Select the “Budgets” link in the navigation bar at the top of the screen:

There will be a button to “create a budget”. You will use this button to add every category that you need to your budget.

Every category in your budget will be income or expenses.

The categories available in Mint are listed in the image below.

Note: There are subcategories built into Mint as well. If there’s a category that you want to use and don’t see in the list, you can also create your own custom categories!

Start with the Income category.

Estimate how much income you expect to receive this month. Look up your family’s last two month’s of paycheck stubs if you need to. Whatever you tell Mint that you expect for your monthly income is what it will use to calculate whether you’re staying within your budget for your expenses.

Then add your Expenses categories.

The expense categories are all of the other categories in the list. Look through each category and determine whether to add it to your monthly budget.

Estimate a dollar amount for every category that you add to your monthly budget and how often you expect to have that spending. Will it be every month, every few months, just one time?

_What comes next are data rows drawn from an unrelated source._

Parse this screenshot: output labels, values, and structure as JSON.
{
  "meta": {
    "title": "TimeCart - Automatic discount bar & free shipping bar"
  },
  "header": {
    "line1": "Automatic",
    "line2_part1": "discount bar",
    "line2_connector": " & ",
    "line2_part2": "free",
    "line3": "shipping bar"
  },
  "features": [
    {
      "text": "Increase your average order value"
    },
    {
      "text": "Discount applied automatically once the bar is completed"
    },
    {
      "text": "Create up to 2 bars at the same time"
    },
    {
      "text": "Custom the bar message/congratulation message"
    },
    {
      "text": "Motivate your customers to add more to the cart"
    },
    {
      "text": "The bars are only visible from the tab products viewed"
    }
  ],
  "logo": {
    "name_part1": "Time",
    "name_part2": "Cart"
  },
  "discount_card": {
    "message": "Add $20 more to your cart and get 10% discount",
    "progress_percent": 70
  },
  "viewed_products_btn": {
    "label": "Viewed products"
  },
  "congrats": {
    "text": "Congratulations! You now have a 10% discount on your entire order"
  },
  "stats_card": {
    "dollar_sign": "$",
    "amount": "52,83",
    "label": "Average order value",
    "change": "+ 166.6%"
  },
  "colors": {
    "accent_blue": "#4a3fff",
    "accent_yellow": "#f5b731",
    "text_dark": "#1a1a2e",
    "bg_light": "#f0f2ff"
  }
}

Here’s an example of what the screen looks like when you’re adding a budget category:

When you have finished this step, be sure to compare your estimated income with your estimated expenses for your budget categories. If your total estimated spending across all categories is more than your total estimated income, try to change some of those numbers until expenses are less than income.

Step 4: Review and categorize your transactions.

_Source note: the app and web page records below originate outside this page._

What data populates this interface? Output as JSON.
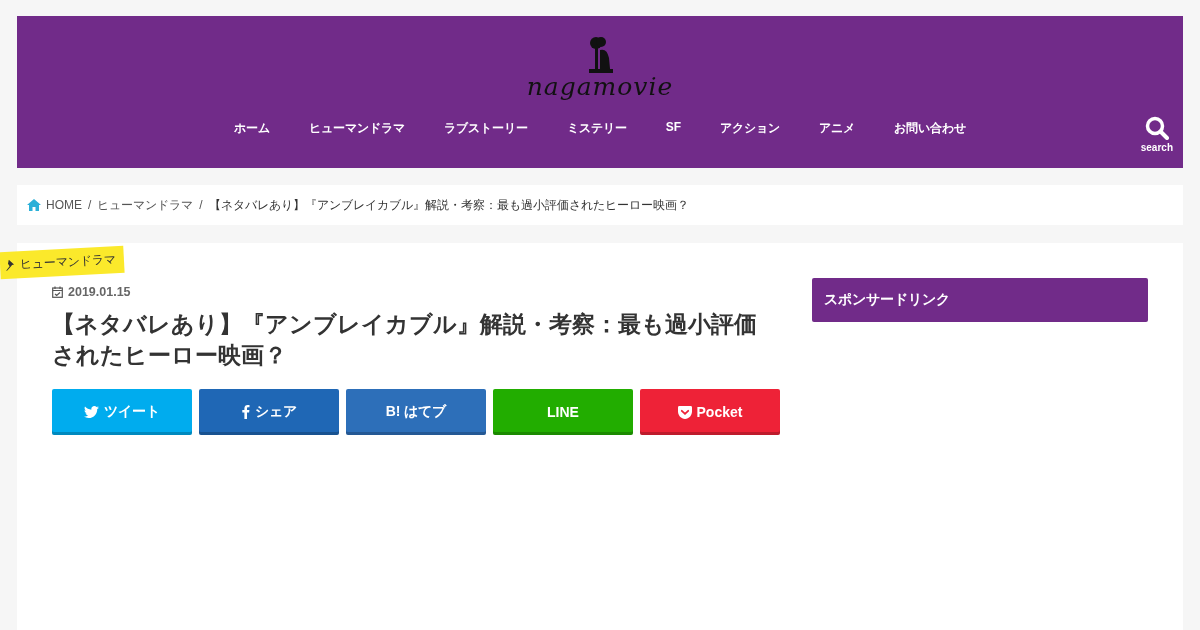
{
  "header": {
    "logo": "nagamovie",
    "nav": [
      {
        "label": "ホーム"
      },
      {
        "label": "ヒューマンドラマ"
      },
      {
        "label": "ラブストーリー"
      },
      {
        "label": "ミステリー"
      },
      {
        "label": "SF"
      },
      {
        "label": "アクション"
      },
      {
        "label": "アニメ"
      },
      {
        "label": "お問い合わせ"
      }
    ],
    "search_label": "search"
  },
  "breadcrumb": {
    "separator": "/",
    "items": [
      "HOME",
      "ヒューマンドラマ",
      "【ネタバレあり】『アンブレイカブル』解説・考察：最も過小評価されたヒーロー映画？"
    ]
  },
  "article": {
    "category": "ヒューマンドラマ",
    "date": "2019.01.15",
    "title": "【ネタバレあり】『アンブレイカブル』解説・考察：最も過小評価されたヒーロー映画？",
    "share_buttons": [
      {
        "kind": "twitter",
        "label": "ツイート",
        "color": "#00acee"
      },
      {
        "kind": "facebook",
        "label": "シェア",
        "color": "#1f67b5"
      },
      {
        "kind": "hatena",
        "label": "B! はてブ",
        "color": "#2d6fb9"
      },
      {
        "kind": "line",
        "label": "LINE",
        "color": "#22ad00"
      },
      {
        "kind": "pocket",
        "label": "Pocket",
        "color": "#ee2237"
      }
    ]
  },
  "sidebar": {
    "heading": "スポンサードリンク"
  }
}
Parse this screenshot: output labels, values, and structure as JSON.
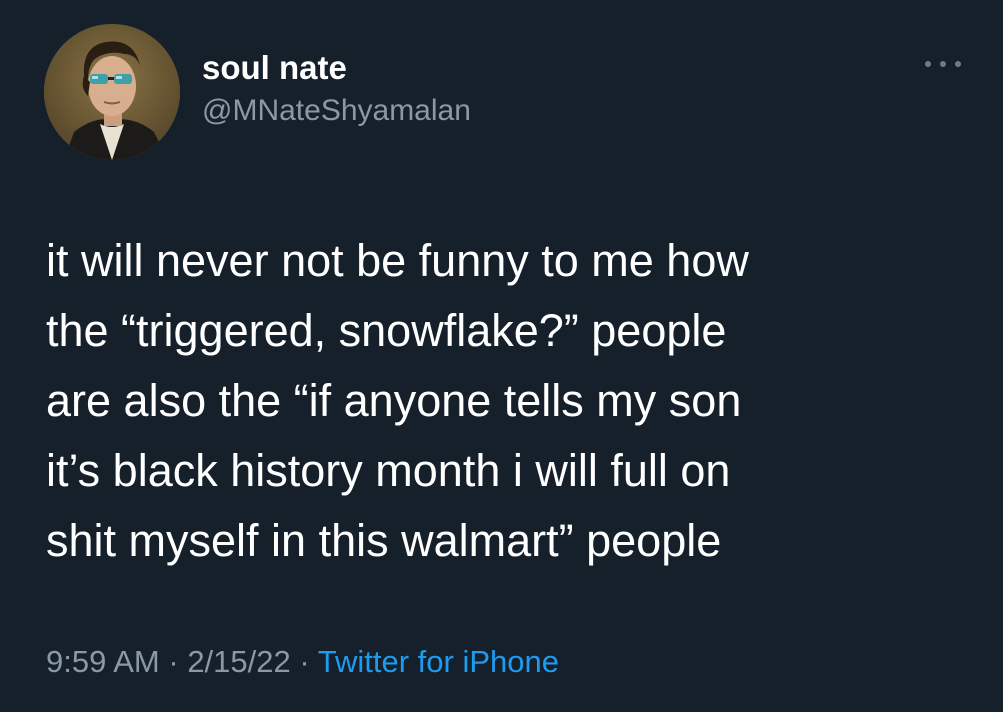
{
  "author": {
    "display_name": "soul nate",
    "handle": "@MNateShyamalan",
    "avatar_icon": "portrait-avatar-with-sunglasses"
  },
  "more_menu": {
    "icon": "more-options-icon"
  },
  "tweet": {
    "lines": [
      "it will never not be funny to me how",
      "the “triggered, snowflake?” people",
      "are also the “if anyone tells my son",
      "it’s black history month i will full on",
      "shit myself in this walmart” people"
    ]
  },
  "meta": {
    "time": "9:59 AM",
    "separator": " · ",
    "date": "2/15/22",
    "source": "Twitter for iPhone"
  },
  "colors": {
    "background": "#15202b",
    "primary_text": "#ffffff",
    "secondary_text": "#8b98a5",
    "link": "#1d9bf0"
  }
}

At this point, you’ve created your Mint account, linked your other financial accounts, and set up your first monthly budget- complete with categories and estimated spending limits.

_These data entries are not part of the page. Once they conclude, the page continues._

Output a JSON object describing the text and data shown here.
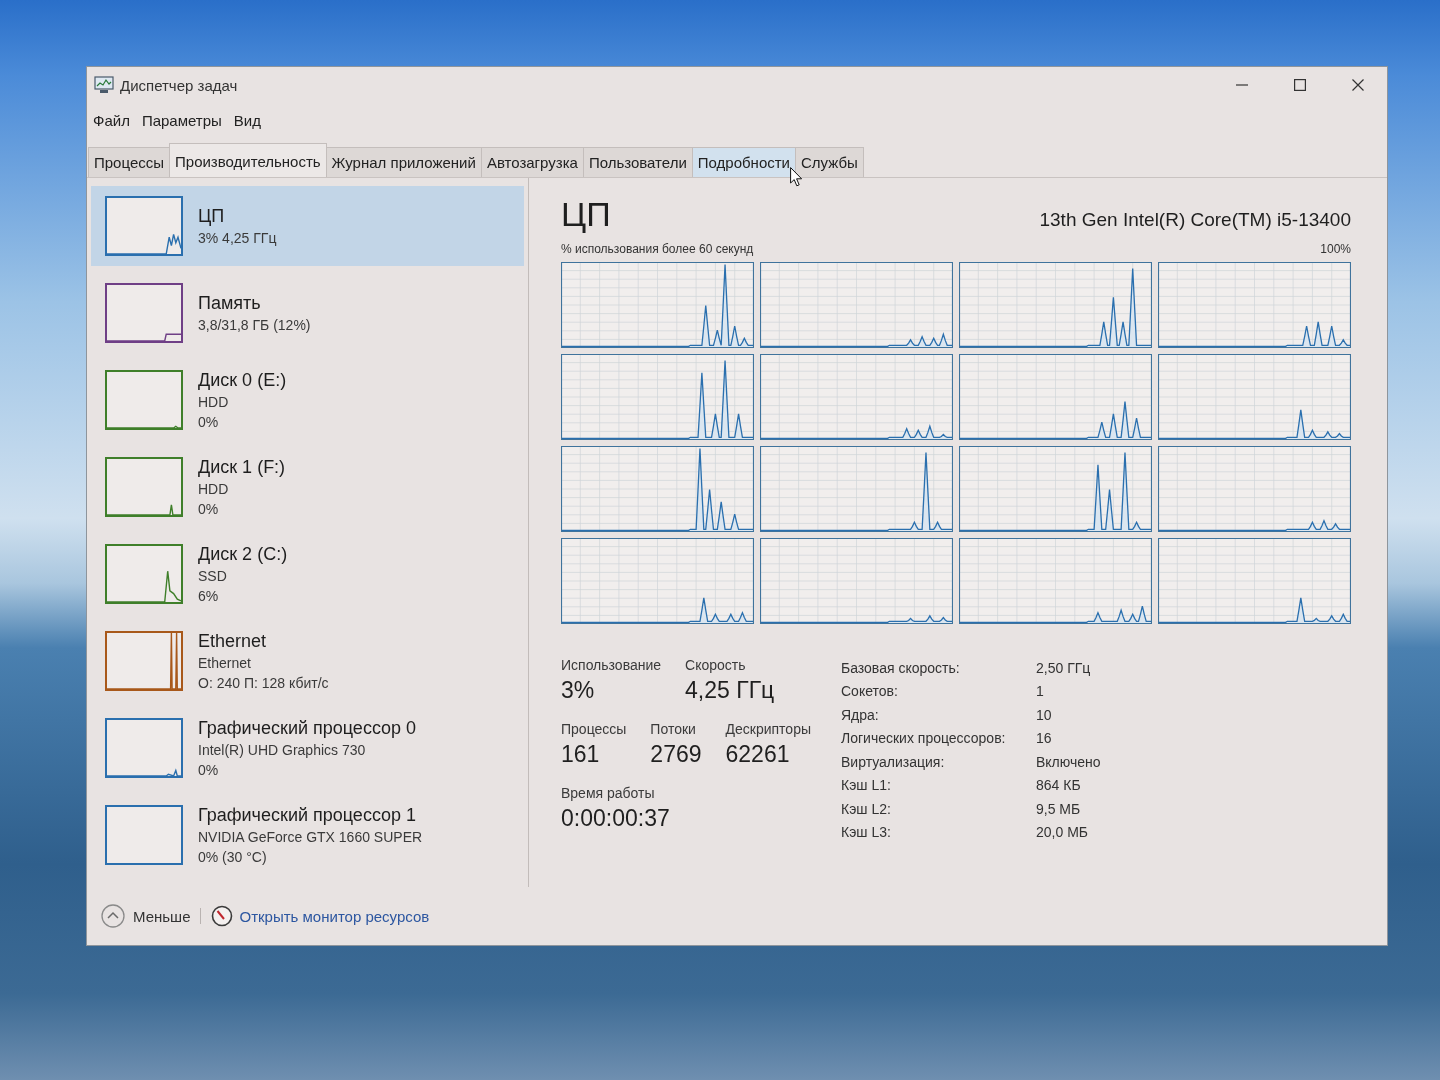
{
  "window": {
    "title": "Диспетчер задач"
  },
  "menu": [
    "Файл",
    "Параметры",
    "Вид"
  ],
  "tabs": [
    {
      "label": "Процессы",
      "selected": false,
      "hovered": false
    },
    {
      "label": "Производительность",
      "selected": true,
      "hovered": false
    },
    {
      "label": "Журнал приложений",
      "selected": false,
      "hovered": false
    },
    {
      "label": "Автозагрузка",
      "selected": false,
      "hovered": false
    },
    {
      "label": "Пользователи",
      "selected": false,
      "hovered": false
    },
    {
      "label": "Подробности",
      "selected": false,
      "hovered": true
    },
    {
      "label": "Службы",
      "selected": false,
      "hovered": false
    }
  ],
  "sidebar": {
    "items": [
      {
        "title": "ЦП",
        "details": [
          "3% 4,25 ГГц"
        ],
        "color": "#2a6fae",
        "selected": true
      },
      {
        "title": "Память",
        "details": [
          "3,8/31,8 ГБ (12%)"
        ],
        "color": "#6f3f86",
        "selected": false
      },
      {
        "title": "Диск 0 (E:)",
        "details": [
          "HDD",
          "0%"
        ],
        "color": "#3f7f2a",
        "selected": false
      },
      {
        "title": "Диск 1 (F:)",
        "details": [
          "HDD",
          "0%"
        ],
        "color": "#3f7f2a",
        "selected": false
      },
      {
        "title": "Диск 2 (C:)",
        "details": [
          "SSD",
          "6%"
        ],
        "color": "#3f7f2a",
        "selected": false
      },
      {
        "title": "Ethernet",
        "details": [
          "Ethernet",
          "О: 240 П: 128 кбит/с"
        ],
        "color": "#a8581a",
        "selected": false
      },
      {
        "title": "Графический процессор 0",
        "details": [
          "Intel(R) UHD Graphics 730",
          "0%"
        ],
        "color": "#2a6fae",
        "selected": false
      },
      {
        "title": "Графический процессор 1",
        "details": [
          "NVIDIA GeForce GTX 1660 SUPER",
          "0% (30 °C)"
        ],
        "color": "#2a6fae",
        "selected": false
      }
    ]
  },
  "panel": {
    "title": "ЦП",
    "subtitle": "13th Gen Intel(R) Core(TM) i5-13400",
    "graph_caption": "% использования более 60 секунд",
    "graph_max": "100%",
    "stat_rows": [
      {
        "items": [
          {
            "label": "Использование",
            "value": "3%"
          },
          {
            "label": "Скорость",
            "value": "4,25 ГГц"
          }
        ]
      },
      {
        "items": [
          {
            "label": "Процессы",
            "value": "161"
          },
          {
            "label": "Потоки",
            "value": "2769"
          },
          {
            "label": "Дескрипторы",
            "value": "62261"
          }
        ]
      },
      {
        "items": [
          {
            "label": "Время работы",
            "value": "0:00:00:37"
          }
        ]
      }
    ],
    "specs": [
      {
        "label": "Базовая скорость:",
        "value": "2,50 ГГц"
      },
      {
        "label": "Сокетов:",
        "value": "1"
      },
      {
        "label": "Ядра:",
        "value": "10"
      },
      {
        "label": "Логических процессоров:",
        "value": "16"
      },
      {
        "label": "Виртуализация:",
        "value": "Включено"
      },
      {
        "label": "Кэш L1:",
        "value": "864 КБ"
      },
      {
        "label": "Кэш L2:",
        "value": "9,5 МБ"
      },
      {
        "label": "Кэш L3:",
        "value": "20,0 МБ"
      }
    ]
  },
  "footer": {
    "collapse": "Меньше",
    "link": "Открыть монитор ресурсов"
  }
}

Now it’s time to see if Mint has populated with your transactions from your linked accounts!

Click on the “Transactions” link in the navigation bar:

You should see a lot of transactions.

This is exciting, especially when you think about how long it might’ve taken to collect all of this information yourself.

If not, wait a few more hours and check again.

If you do see transactions, you are now going to go through these one by one to make sure they are associated to the appropriate budget category that you designated in the previous step.

Click on the first transaction in the list to view the details.

You’ll see a drop down where you can change the category. If you change the category and you know this type of transaction should always be categorized this way, you can check the “Rules” checkbox to tell Mint to always apply that category for you.

transaction details in Mint

When you’re done making changes, click “I’m Done.”

Repeat this with every transaction that needs a category change in your list.

Now that you’re done applying the appropriate categories to your transactions, it’s time to move on to the last step of this Mint tutorial.

Step 5: Check on your budget totals.

Go back to the “Budgets” link in the navigation bar at the top of the screen.

Since your transactions are now categorized, your budget should show how much you’ve spent and how much you still have available for every category.

Congratulations! You are officially looking at your first monthly budget in Mint!

How does it look?

The bar chart is green for categories that are still on track, yellow when you’re getting close to going over budget, and red when you’ve spent more than you planned.

Here’s an example of what you might see:

Now you can tweak the spending amounts in your categories as needed.

For example, if you have some categories that are already yellow or red, find another category that can be lower so you can move your amounts around and make it work.

You can also begin to understand your current spending habits and how you might be able to change them in the future.

Check in with your monthly budget at least every week on Mint to stay on track.

If you need tips on saving in any budget category, check out the frugal thumb budgeting quick links.

Budgeting is the difference between you controlling your money versus it controlling you.

And you’ve just taken the first steps to be in charge of your financial life.

I hope this Mint tutorial has shown you how easy it can be to set up and keep a monthly budget.

You’ve got this!